In order to ensure that daylit buildings will become the preferred option in this millennium, it is necessary to optimise energy savings by taking into account the integration of daylighting, control systems and occupant response and transferring this new research to design professionals and industry. Currently only a small fraction of daylighting possibilities is being captured in buildings and many are beset with problems. There are failures of supposedly well-designed systems to achieve their expected performance due to a lack of consideration of integration issues such as the incompatibility of daylighting systems and control systems. There are adverse reactions to discomfort glare from daylight, poor use of ceiling and wall materials, and poorly designed daylighting systems that can generate strong luminance contrasts causing glare. These can result in visual discomfort, the pulling down of blinds and the reduction of daylight usage.
These problems cannot be solved by the architectural or engineering professions on their own, as these are fundamentally integration issues.
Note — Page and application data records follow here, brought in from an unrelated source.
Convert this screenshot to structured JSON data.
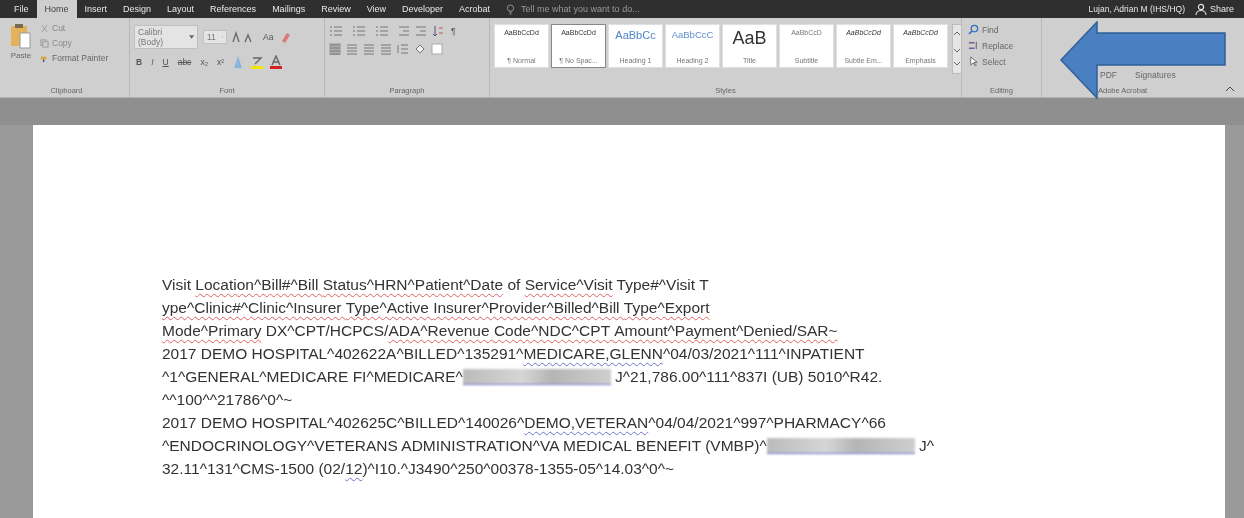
{
  "tabs": [
    {
      "label": "File",
      "selected": false
    },
    {
      "label": "Home",
      "selected": true
    },
    {
      "label": "Insert",
      "selected": false
    },
    {
      "label": "Design",
      "selected": false
    },
    {
      "label": "Layout",
      "selected": false
    },
    {
      "label": "References",
      "selected": false
    },
    {
      "label": "Mailings",
      "selected": false
    },
    {
      "label": "Review",
      "selected": false
    },
    {
      "label": "View",
      "selected": false
    },
    {
      "label": "Developer",
      "selected": false
    },
    {
      "label": "Acrobat",
      "selected": false
    }
  ],
  "tell_me": {
    "placeholder": "Tell me what you want to do..."
  },
  "user": "Lujan, Adrian M (IHS/HQ)",
  "share": "Share",
  "clipboard": {
    "paste": "Paste",
    "cut": "Cut",
    "copy": "Copy",
    "format_painter": "Format Painter",
    "label": "Clipboard"
  },
  "font": {
    "name": "Calibri (Body)",
    "size": "11",
    "case": "Aa",
    "buttons": [
      "B",
      "I",
      "U",
      "abc",
      "x₂",
      "x²"
    ],
    "label": "Font"
  },
  "paragraph": {
    "pilcrow": "¶",
    "label": "Paragraph"
  },
  "styles": {
    "label": "Styles",
    "items": [
      {
        "preview": "AaBbCcDd",
        "name": "¶ Normal",
        "kind": "body",
        "selected": false
      },
      {
        "preview": "AaBbCcDd",
        "name": "¶ No Spac...",
        "kind": "body",
        "selected": true
      },
      {
        "preview": "AaBbCc",
        "name": "Heading 1",
        "kind": "heading1",
        "selected": false
      },
      {
        "preview": "AaBbCcC",
        "name": "Heading 2",
        "kind": "heading2",
        "selected": false
      },
      {
        "preview": "AaB",
        "name": "Title",
        "kind": "title",
        "selected": false
      },
      {
        "preview": "AaBbCcD",
        "name": "Subtitle",
        "kind": "subtitle",
        "selected": false
      },
      {
        "preview": "AaBbCcDd",
        "name": "Subtle Em...",
        "kind": "italic",
        "selected": false
      },
      {
        "preview": "AaBbCcDd",
        "name": "Emphasis",
        "kind": "italic",
        "selected": false
      }
    ]
  },
  "editing": {
    "find": "Find",
    "replace": "Replace",
    "select": "Select",
    "label": "Editing"
  },
  "acrobat": {
    "items": [
      "PDF",
      "Signatures"
    ],
    "label": "Adobe Acrobat"
  },
  "document": {
    "lines": [
      [
        {
          "text": "Visit "
        },
        {
          "text": "Location^Bill#^Bill ",
          "misspelled": true
        },
        {
          "text": "Status^HRN^Patient^Date",
          "misspelled": true
        },
        {
          "text": " of "
        },
        {
          "text": "Service^Visit",
          "misspelled": true
        },
        {
          "text": " Type#^Visit T"
        }
      ],
      [
        {
          "text": "ype^Clinic#^Clinic^Insurer ",
          "misspelled": true
        },
        {
          "text": "Type^Active ",
          "misspelled": true
        },
        {
          "text": "Insurer^Provider^Billed^Bill ",
          "misspelled": true
        },
        {
          "text": "Type^Export",
          "misspelled": true
        }
      ],
      [
        {
          "text": "Mode^Primary",
          "misspelled": true
        },
        {
          "text": " DX^CPT/HCPCS/"
        },
        {
          "text": "ADA^Revenue ",
          "misspelled": true
        },
        {
          "text": "Code^NDC^CPT ",
          "misspelled": true
        },
        {
          "text": "Amount^Payment^Denied/SAR~",
          "misspelled": true
        }
      ],
      [
        {
          "text": "2017 DEMO HOSPITAL^402622A^BILLED^135291^"
        },
        {
          "text": "MEDICARE,GLENN",
          "grammar_flag": true
        },
        {
          "text": "^04/03/2021^111^INPATIENT"
        }
      ],
      [
        {
          "text": "^1^GENERAL^MEDICARE FI^MEDICARE^"
        },
        {
          "kind": "redacted"
        },
        {
          "text": " J^21,786.00^111^837I (UB) 5010^R42."
        }
      ],
      [
        {
          "text": "^^100^^21786^0^~"
        }
      ],
      [
        {
          "text": "2017 DEMO HOSPITAL^402625C^BILLED^140026^"
        },
        {
          "text": "DEMO,VETERAN",
          "grammar_flag": true
        },
        {
          "text": "^04/04/2021^997^PHARMACY^66"
        }
      ],
      [
        {
          "text": "^ENDOCRINOLOGY^VETERANS ADMINISTRATION^VA MEDICAL BENEFIT (VMBP)^"
        },
        {
          "kind": "redacted"
        },
        {
          "text": " J^"
        }
      ],
      [
        {
          "text": "32.11^131^CMS-1500 (02/"
        },
        {
          "text": "12",
          "grammar_flag": true
        },
        {
          "text": ")^I10.^J3490^250^00378-1355-05^14.03^0^~"
        }
      ]
    ]
  }
}
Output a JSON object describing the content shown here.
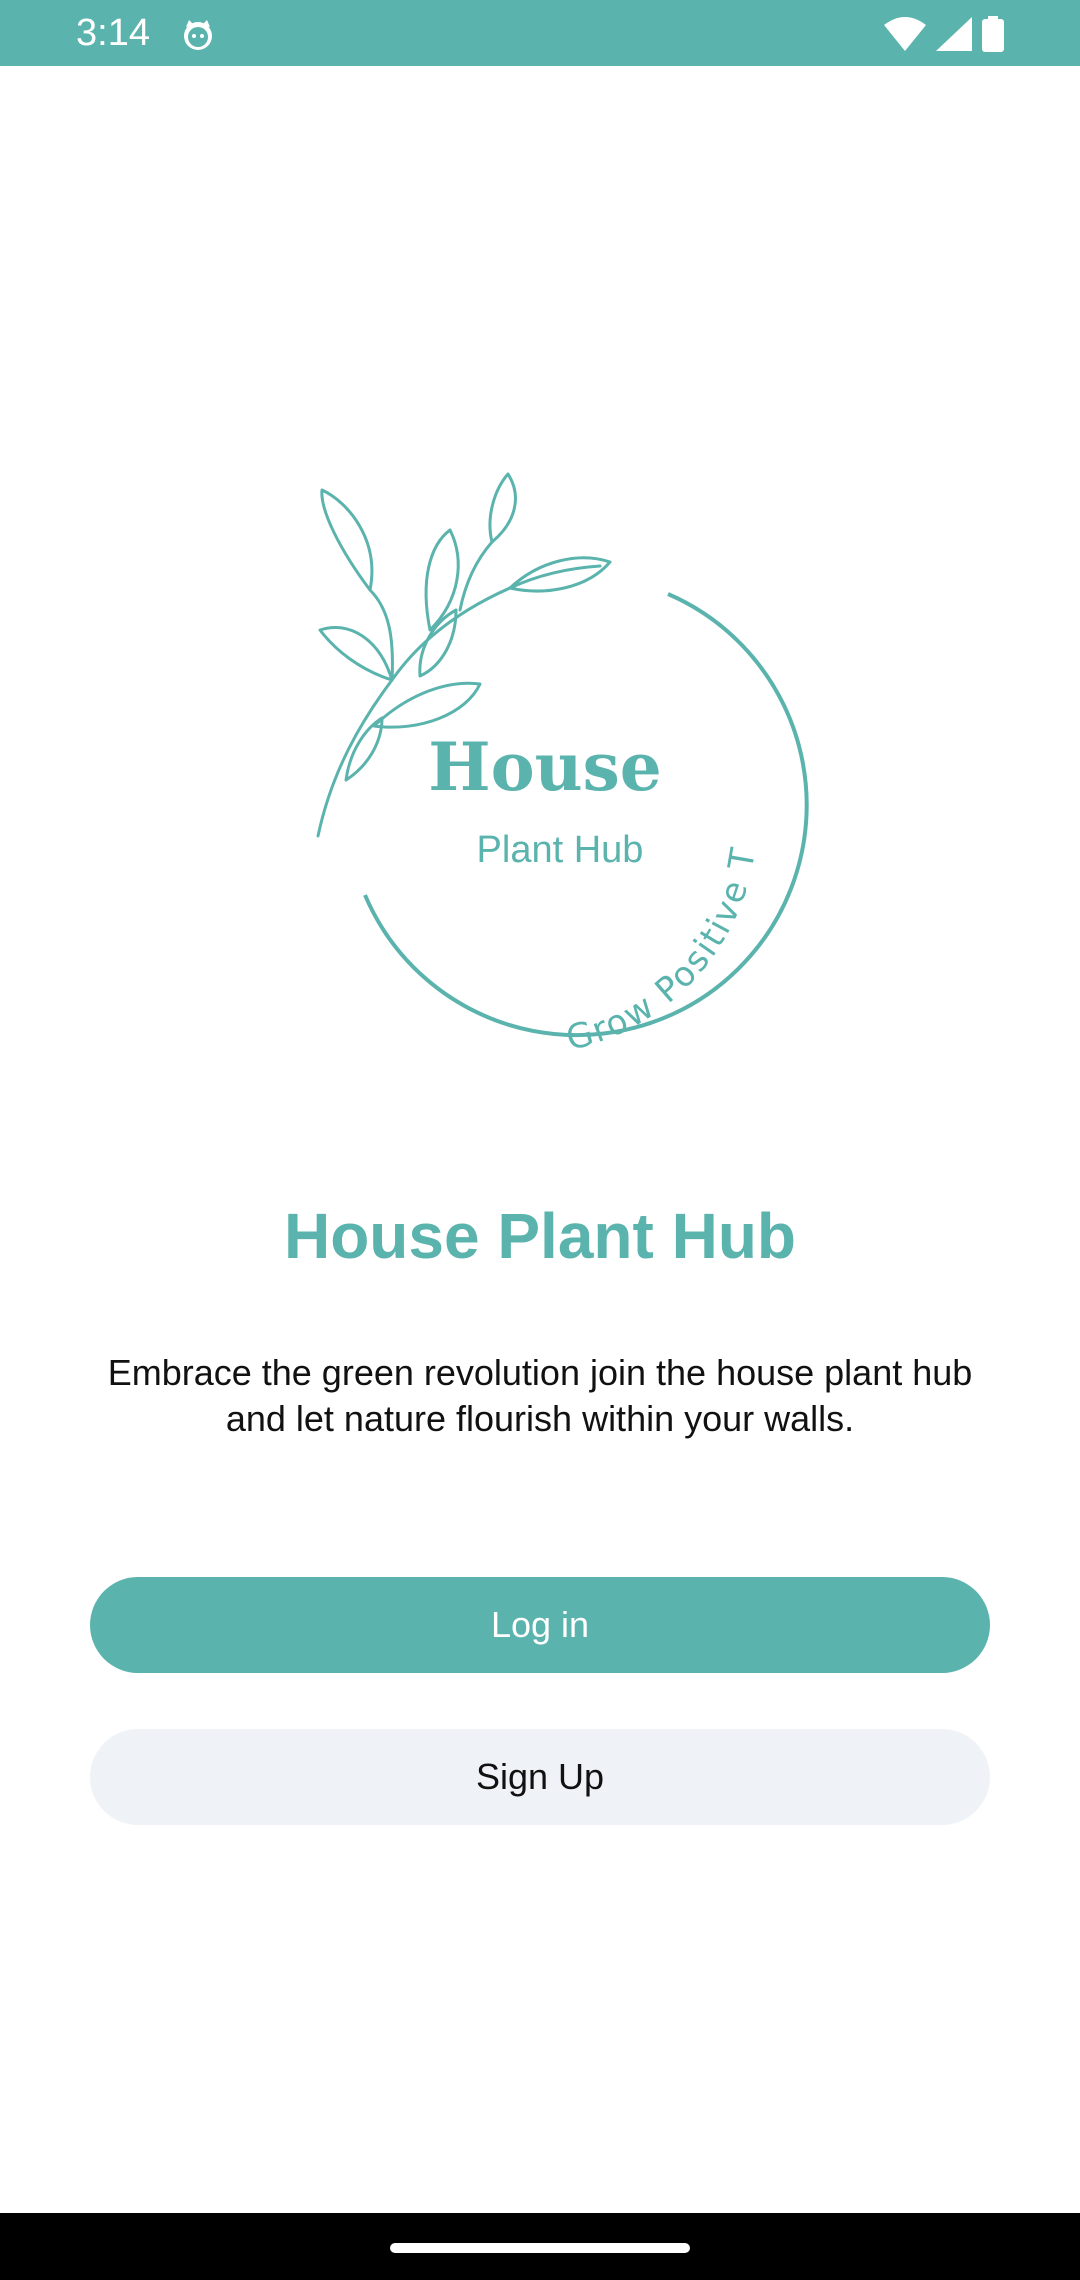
{
  "status_bar": {
    "time": "3:14",
    "app_icon": "cat-face-icon",
    "wifi_icon": "wifi-icon",
    "signal_icon": "cell-signal-icon",
    "battery_icon": "battery-icon"
  },
  "logo": {
    "brand_word": "House",
    "brand_sub": "Plant Hub",
    "slogan": "Grow Positive Thoughts",
    "icon": "leaf-branch-icon"
  },
  "welcome": {
    "title": "House Plant Hub",
    "tagline_line1": "Embrace the green revolution join the house plant hub",
    "tagline_line2": "and let nature flourish within your walls."
  },
  "actions": {
    "login_label": "Log in",
    "signup_label": "Sign Up"
  },
  "colors": {
    "brand_teal": "#5bb3ad",
    "secondary_button": "#eff3f7"
  }
}
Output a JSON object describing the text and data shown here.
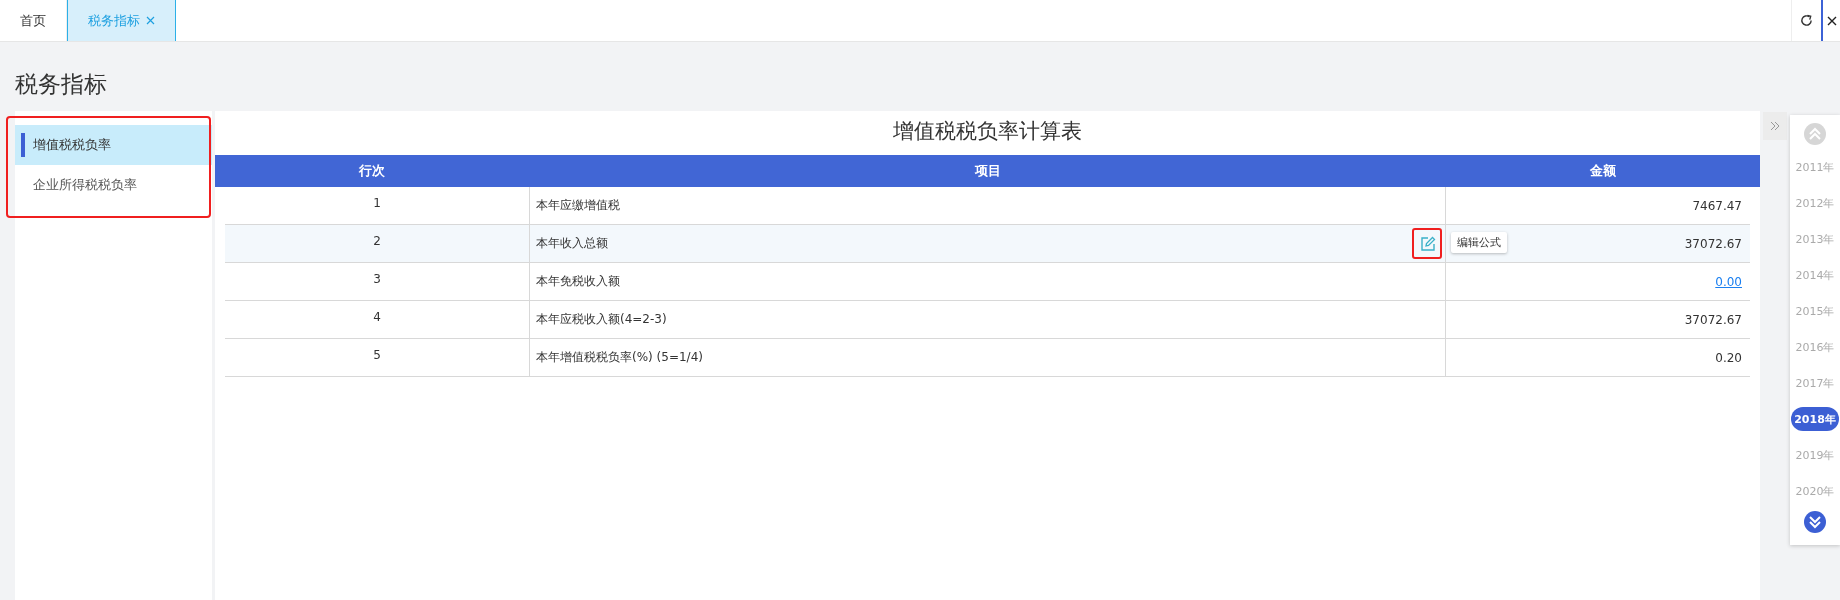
{
  "tabs": [
    {
      "label": "首页",
      "selected": false,
      "closable": false
    },
    {
      "label": "税务指标",
      "selected": true,
      "closable": true
    }
  ],
  "page_title": "税务指标",
  "sidebar": {
    "annotated": true,
    "items": [
      {
        "label": "增值税税负率",
        "selected": true
      },
      {
        "label": "企业所得税税负率",
        "selected": false
      }
    ]
  },
  "table": {
    "title": "增值税税负率计算表",
    "columns": [
      "行次",
      "项目",
      "金额"
    ],
    "rows": [
      {
        "no": "1",
        "item": "本年应缴增值税",
        "amount": "7467.47",
        "kind": "text",
        "hovered": false
      },
      {
        "no": "2",
        "item": "本年收入总额",
        "amount": "37072.67",
        "kind": "text",
        "hovered": true,
        "edit_annotated": true,
        "tooltip": "编辑公式"
      },
      {
        "no": "3",
        "item": "本年免税收入额",
        "amount": "0.00",
        "kind": "link",
        "hovered": false
      },
      {
        "no": "4",
        "item": "本年应税收入额(4=2-3)",
        "amount": "37072.67",
        "kind": "text",
        "hovered": false
      },
      {
        "no": "5",
        "item": "本年增值税税负率(%) (5=1/4)",
        "amount": "0.20",
        "kind": "text",
        "hovered": false
      }
    ]
  },
  "years": [
    {
      "label": "2011年",
      "selected": false
    },
    {
      "label": "2012年",
      "selected": false
    },
    {
      "label": "2013年",
      "selected": false
    },
    {
      "label": "2014年",
      "selected": false
    },
    {
      "label": "2015年",
      "selected": false
    },
    {
      "label": "2016年",
      "selected": false
    },
    {
      "label": "2017年",
      "selected": false
    },
    {
      "label": "2018年",
      "selected": true
    },
    {
      "label": "2019年",
      "selected": false
    },
    {
      "label": "2020年",
      "selected": false
    }
  ]
}
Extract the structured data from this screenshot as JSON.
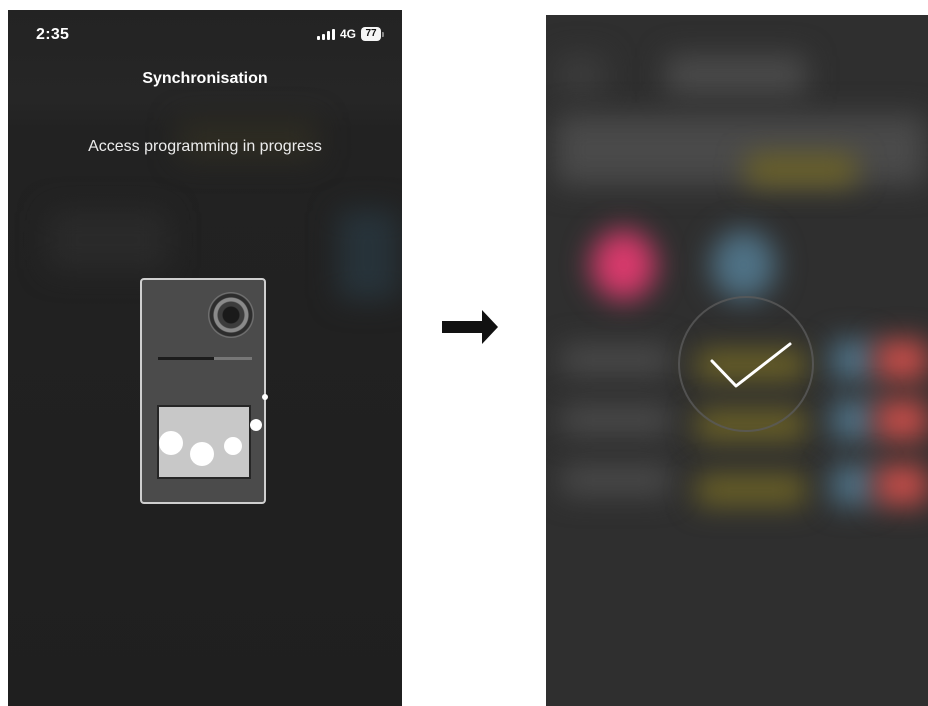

Without an integrated approach the potential savings from daylighting and control systems will not be realised.